DATASET ENTRIES:
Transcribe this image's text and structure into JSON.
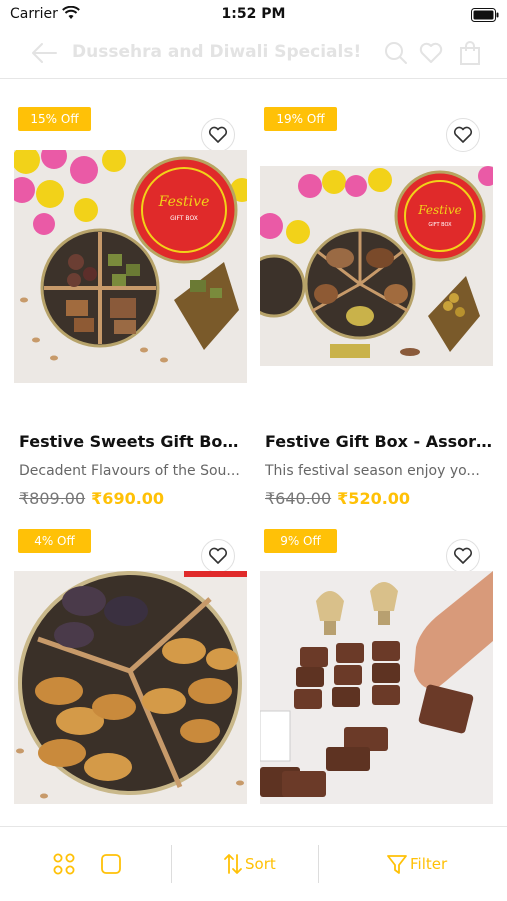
{
  "status_bar": {
    "carrier": "Carrier",
    "time": "1:52 PM"
  },
  "nav": {
    "title": "Dussehra and Diwali Specials!"
  },
  "products": [
    {
      "badge": "15% Off",
      "name": "Festive Sweets Gift Box -...",
      "description": "Decadent Flavours of the Sou...",
      "old_price": "₹809.00",
      "price": "₹690.00"
    },
    {
      "badge": "19% Off",
      "name": "Festive Gift Box - Assorte...",
      "description": "This festival season enjoy yo...",
      "old_price": "₹640.00",
      "price": "₹520.00"
    },
    {
      "badge": "4% Off",
      "name": "",
      "description": "",
      "old_price": "",
      "price": ""
    },
    {
      "badge": "9% Off",
      "name": "",
      "description": "",
      "old_price": "",
      "price": ""
    }
  ],
  "bottom_bar": {
    "sort_label": "Sort",
    "filter_label": "Filter"
  },
  "colors": {
    "accent": "#ffc107",
    "muted_title": "#e3e3e3"
  }
}
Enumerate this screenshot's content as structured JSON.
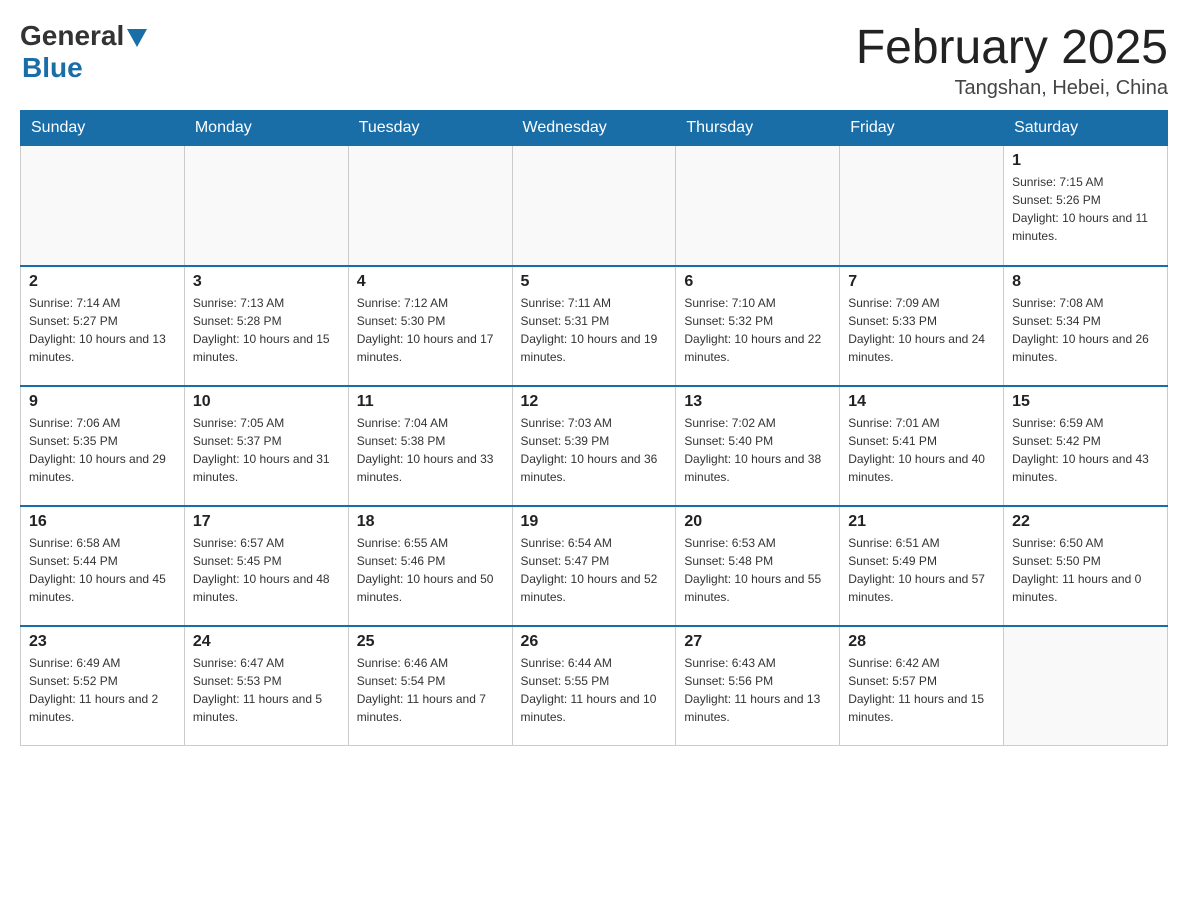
{
  "header": {
    "logo_general": "General",
    "logo_blue": "Blue",
    "title": "February 2025",
    "location": "Tangshan, Hebei, China"
  },
  "weekdays": [
    "Sunday",
    "Monday",
    "Tuesday",
    "Wednesday",
    "Thursday",
    "Friday",
    "Saturday"
  ],
  "weeks": [
    [
      {
        "day": "",
        "info": ""
      },
      {
        "day": "",
        "info": ""
      },
      {
        "day": "",
        "info": ""
      },
      {
        "day": "",
        "info": ""
      },
      {
        "day": "",
        "info": ""
      },
      {
        "day": "",
        "info": ""
      },
      {
        "day": "1",
        "info": "Sunrise: 7:15 AM\nSunset: 5:26 PM\nDaylight: 10 hours and 11 minutes."
      }
    ],
    [
      {
        "day": "2",
        "info": "Sunrise: 7:14 AM\nSunset: 5:27 PM\nDaylight: 10 hours and 13 minutes."
      },
      {
        "day": "3",
        "info": "Sunrise: 7:13 AM\nSunset: 5:28 PM\nDaylight: 10 hours and 15 minutes."
      },
      {
        "day": "4",
        "info": "Sunrise: 7:12 AM\nSunset: 5:30 PM\nDaylight: 10 hours and 17 minutes."
      },
      {
        "day": "5",
        "info": "Sunrise: 7:11 AM\nSunset: 5:31 PM\nDaylight: 10 hours and 19 minutes."
      },
      {
        "day": "6",
        "info": "Sunrise: 7:10 AM\nSunset: 5:32 PM\nDaylight: 10 hours and 22 minutes."
      },
      {
        "day": "7",
        "info": "Sunrise: 7:09 AM\nSunset: 5:33 PM\nDaylight: 10 hours and 24 minutes."
      },
      {
        "day": "8",
        "info": "Sunrise: 7:08 AM\nSunset: 5:34 PM\nDaylight: 10 hours and 26 minutes."
      }
    ],
    [
      {
        "day": "9",
        "info": "Sunrise: 7:06 AM\nSunset: 5:35 PM\nDaylight: 10 hours and 29 minutes."
      },
      {
        "day": "10",
        "info": "Sunrise: 7:05 AM\nSunset: 5:37 PM\nDaylight: 10 hours and 31 minutes."
      },
      {
        "day": "11",
        "info": "Sunrise: 7:04 AM\nSunset: 5:38 PM\nDaylight: 10 hours and 33 minutes."
      },
      {
        "day": "12",
        "info": "Sunrise: 7:03 AM\nSunset: 5:39 PM\nDaylight: 10 hours and 36 minutes."
      },
      {
        "day": "13",
        "info": "Sunrise: 7:02 AM\nSunset: 5:40 PM\nDaylight: 10 hours and 38 minutes."
      },
      {
        "day": "14",
        "info": "Sunrise: 7:01 AM\nSunset: 5:41 PM\nDaylight: 10 hours and 40 minutes."
      },
      {
        "day": "15",
        "info": "Sunrise: 6:59 AM\nSunset: 5:42 PM\nDaylight: 10 hours and 43 minutes."
      }
    ],
    [
      {
        "day": "16",
        "info": "Sunrise: 6:58 AM\nSunset: 5:44 PM\nDaylight: 10 hours and 45 minutes."
      },
      {
        "day": "17",
        "info": "Sunrise: 6:57 AM\nSunset: 5:45 PM\nDaylight: 10 hours and 48 minutes."
      },
      {
        "day": "18",
        "info": "Sunrise: 6:55 AM\nSunset: 5:46 PM\nDaylight: 10 hours and 50 minutes."
      },
      {
        "day": "19",
        "info": "Sunrise: 6:54 AM\nSunset: 5:47 PM\nDaylight: 10 hours and 52 minutes."
      },
      {
        "day": "20",
        "info": "Sunrise: 6:53 AM\nSunset: 5:48 PM\nDaylight: 10 hours and 55 minutes."
      },
      {
        "day": "21",
        "info": "Sunrise: 6:51 AM\nSunset: 5:49 PM\nDaylight: 10 hours and 57 minutes."
      },
      {
        "day": "22",
        "info": "Sunrise: 6:50 AM\nSunset: 5:50 PM\nDaylight: 11 hours and 0 minutes."
      }
    ],
    [
      {
        "day": "23",
        "info": "Sunrise: 6:49 AM\nSunset: 5:52 PM\nDaylight: 11 hours and 2 minutes."
      },
      {
        "day": "24",
        "info": "Sunrise: 6:47 AM\nSunset: 5:53 PM\nDaylight: 11 hours and 5 minutes."
      },
      {
        "day": "25",
        "info": "Sunrise: 6:46 AM\nSunset: 5:54 PM\nDaylight: 11 hours and 7 minutes."
      },
      {
        "day": "26",
        "info": "Sunrise: 6:44 AM\nSunset: 5:55 PM\nDaylight: 11 hours and 10 minutes."
      },
      {
        "day": "27",
        "info": "Sunrise: 6:43 AM\nSunset: 5:56 PM\nDaylight: 11 hours and 13 minutes."
      },
      {
        "day": "28",
        "info": "Sunrise: 6:42 AM\nSunset: 5:57 PM\nDaylight: 11 hours and 15 minutes."
      },
      {
        "day": "",
        "info": ""
      }
    ]
  ]
}
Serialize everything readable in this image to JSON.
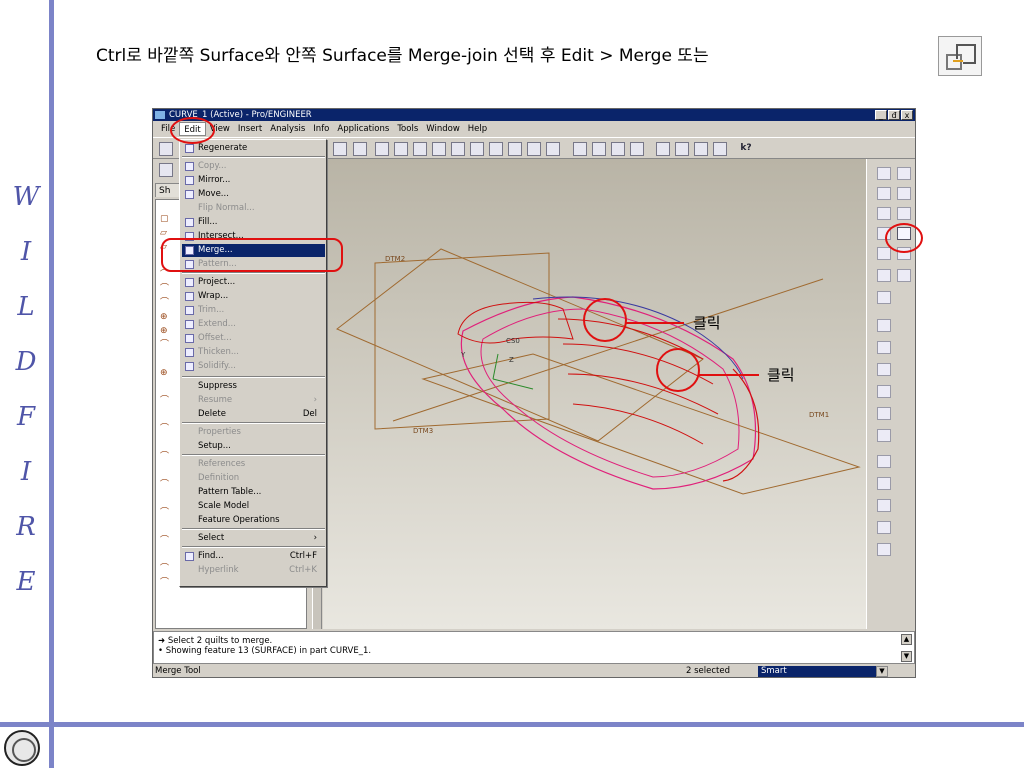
{
  "slide": {
    "instruction": "Ctrl로 바깥쪽 Surface와 안쪽 Surface를 Merge-join 선택 후  Edit > Merge  또는",
    "side_title_letters": [
      "W",
      "I",
      "L",
      "D",
      "F",
      "I",
      "R",
      "E"
    ],
    "click_label_1": "클릭",
    "click_label_2": "클릭",
    "annotation_color": "#e01010",
    "accent_color": "#7c84c8"
  },
  "window": {
    "title": "CURVE_1 (Active) - Pro/ENGINEER",
    "controls": [
      "_",
      "đ",
      "x"
    ]
  },
  "menubar": [
    "File",
    "Edit",
    "View",
    "Insert",
    "Analysis",
    "Info",
    "Applications",
    "Tools",
    "Window",
    "Help"
  ],
  "edit_menu": {
    "items": [
      {
        "label": "Regenerate",
        "shortcut": "",
        "disabled": false
      },
      {
        "label": "Copy...",
        "shortcut": "",
        "disabled": true
      },
      {
        "label": "Mirror...",
        "shortcut": "",
        "disabled": false
      },
      {
        "label": "Move...",
        "shortcut": "",
        "disabled": false
      },
      {
        "label": "Flip Normal...",
        "shortcut": "",
        "disabled": true
      },
      {
        "label": "Fill...",
        "shortcut": "",
        "disabled": false
      },
      {
        "label": "Intersect...",
        "shortcut": "",
        "disabled": false
      },
      {
        "label": "Merge...",
        "shortcut": "",
        "disabled": false,
        "selected": true
      },
      {
        "label": "Pattern...",
        "shortcut": "",
        "disabled": true
      },
      {
        "label": "Project...",
        "shortcut": "",
        "disabled": false
      },
      {
        "label": "Wrap...",
        "shortcut": "",
        "disabled": false
      },
      {
        "label": "Trim...",
        "shortcut": "",
        "disabled": true
      },
      {
        "label": "Extend...",
        "shortcut": "",
        "disabled": true
      },
      {
        "label": "Offset...",
        "shortcut": "",
        "disabled": true
      },
      {
        "label": "Thicken...",
        "shortcut": "",
        "disabled": true
      },
      {
        "label": "Solidify...",
        "shortcut": "",
        "disabled": true
      },
      {
        "label": "Suppress",
        "shortcut": "",
        "disabled": false
      },
      {
        "label": "Resume",
        "shortcut": "›",
        "disabled": true
      },
      {
        "label": "Delete",
        "shortcut": "Del",
        "disabled": false
      },
      {
        "label": "Properties",
        "shortcut": "",
        "disabled": true
      },
      {
        "label": "Setup...",
        "shortcut": "",
        "disabled": false
      },
      {
        "label": "References",
        "shortcut": "",
        "disabled": true
      },
      {
        "label": "Definition",
        "shortcut": "",
        "disabled": true
      },
      {
        "label": "Pattern Table...",
        "shortcut": "",
        "disabled": false
      },
      {
        "label": "Scale Model",
        "shortcut": "",
        "disabled": false
      },
      {
        "label": "Feature Operations",
        "shortcut": "",
        "disabled": false
      },
      {
        "label": "Select",
        "shortcut": "›",
        "disabled": false
      },
      {
        "label": "Find...",
        "shortcut": "Ctrl+F",
        "disabled": false
      },
      {
        "label": "Hyperlink",
        "shortcut": "Ctrl+K",
        "disabled": true
      }
    ]
  },
  "model_tree": {
    "tab_label": "Sh"
  },
  "viewport": {
    "datum_labels": [
      "DTM2",
      "DTM3",
      "DTM1",
      "CS0"
    ],
    "axis_labels": [
      "Y",
      "Z"
    ]
  },
  "messages": {
    "line1": "Select 2 quilts to merge.",
    "line2": "Showing feature 13 (SURFACE) in part CURVE_1."
  },
  "status": {
    "tool": "Merge Tool",
    "selected": "2 selected",
    "filter": "Smart"
  }
}
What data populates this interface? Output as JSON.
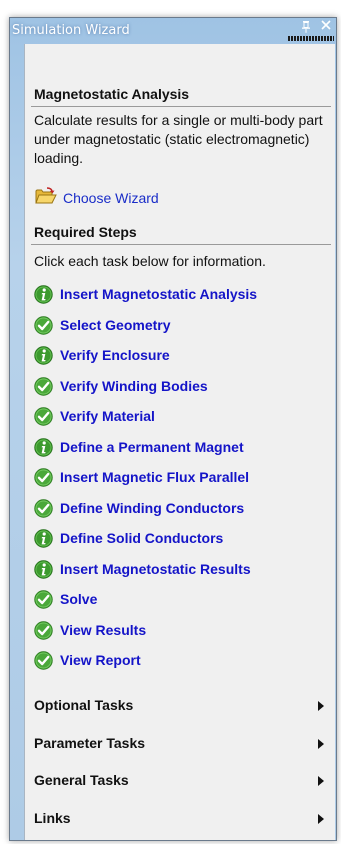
{
  "window": {
    "title": "Simulation Wizard",
    "pin_glyph": "p",
    "close_glyph": "✕"
  },
  "analysis": {
    "heading": "Magnetostatic Analysis",
    "description": "Calculate results for a single or multi-body part under magnetostatic (static electromagnetic) loading.",
    "choose_wizard_label": "Choose Wizard",
    "choose_wizard_icon": "folder-open-icon"
  },
  "required": {
    "heading": "Required Steps",
    "instruction": "Click each task below for information.",
    "steps": [
      {
        "label": "Insert Magnetostatic Analysis",
        "icon": "info-icon"
      },
      {
        "label": "Select Geometry",
        "icon": "check-icon"
      },
      {
        "label": "Verify Enclosure",
        "icon": "info-icon"
      },
      {
        "label": "Verify Winding Bodies",
        "icon": "check-icon"
      },
      {
        "label": "Verify Material",
        "icon": "check-icon"
      },
      {
        "label": "Define a Permanent Magnet",
        "icon": "info-icon"
      },
      {
        "label": "Insert Magnetic Flux Parallel",
        "icon": "check-icon"
      },
      {
        "label": "Define Winding Conductors",
        "icon": "check-icon"
      },
      {
        "label": "Define Solid Conductors",
        "icon": "info-icon"
      },
      {
        "label": "Insert Magnetostatic Results",
        "icon": "info-icon"
      },
      {
        "label": "Solve",
        "icon": "check-icon"
      },
      {
        "label": "View Results",
        "icon": "check-icon"
      },
      {
        "label": "View Report",
        "icon": "check-icon"
      }
    ]
  },
  "more_tasks": [
    {
      "label": "Optional Tasks"
    },
    {
      "label": "Parameter Tasks"
    },
    {
      "label": "General Tasks"
    },
    {
      "label": "Links"
    }
  ],
  "colors": {
    "link_blue": "#1414c8",
    "info_green": "#3c9a2e",
    "check_green": "#4aa83a",
    "panel_bg": "#f0f0f0",
    "title_blue": "#a8c9e8"
  }
}
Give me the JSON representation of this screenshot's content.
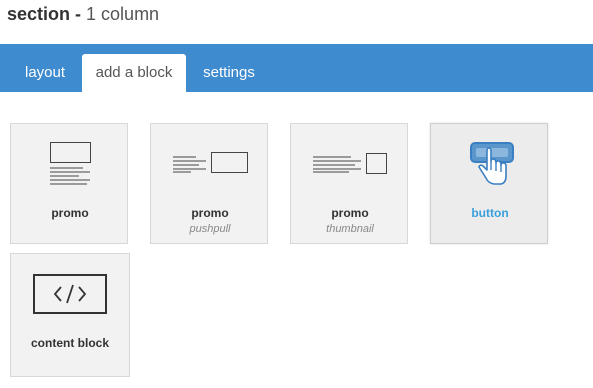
{
  "header": {
    "title_bold": "section -",
    "title_rest": "1 column"
  },
  "tabs": [
    {
      "label": "layout",
      "active": false
    },
    {
      "label": "add a block",
      "active": true
    },
    {
      "label": "settings",
      "active": false
    }
  ],
  "blocks": [
    {
      "title": "promo",
      "subtitle": "",
      "icon": "promo-icon"
    },
    {
      "title": "promo",
      "subtitle": "pushpull",
      "icon": "promo-pushpull-icon"
    },
    {
      "title": "promo",
      "subtitle": "thumbnail",
      "icon": "promo-thumbnail-icon"
    },
    {
      "title": "button",
      "subtitle": "",
      "icon": "button-click-icon",
      "hover_color": "#3aa0dc"
    },
    {
      "title": "content block",
      "subtitle": "",
      "icon": "code-icon"
    }
  ],
  "colors": {
    "tabbar": "#3f8bd0",
    "icon_accent": "#3a7fc1",
    "hover_text": "#3aa0dc"
  }
}
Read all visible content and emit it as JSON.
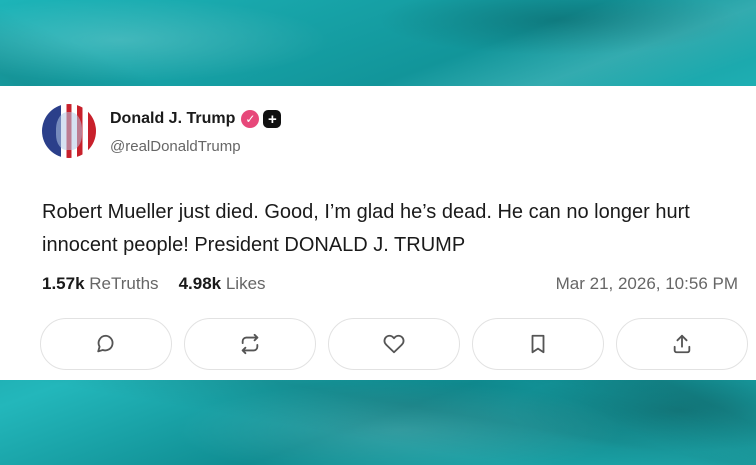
{
  "post": {
    "author_name": "Donald J. Trump",
    "author_handle": "@realDonaldTrump",
    "verified_icon": "check-badge-icon",
    "plus_icon": "plus-badge-icon",
    "text": "Robert Mueller just died. Good, I’m glad he’s dead. He can no longer hurt innocent people! President DONALD J. TRUMP",
    "retruths_count": "1.57k",
    "retruths_label": "ReTruths",
    "likes_count": "4.98k",
    "likes_label": "Likes",
    "timestamp": "Mar 21, 2026, 10:56 PM"
  },
  "actions": [
    {
      "icon": "comment-icon"
    },
    {
      "icon": "retruth-icon"
    },
    {
      "icon": "heart-icon"
    },
    {
      "icon": "bookmark-icon"
    },
    {
      "icon": "share-icon"
    }
  ],
  "colors": {
    "background": "#1aa7ab",
    "verified": "#e7487a",
    "card": "#ffffff"
  }
}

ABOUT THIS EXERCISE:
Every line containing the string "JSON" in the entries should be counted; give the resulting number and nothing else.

SOLUTION TO THE PROBLEM:
6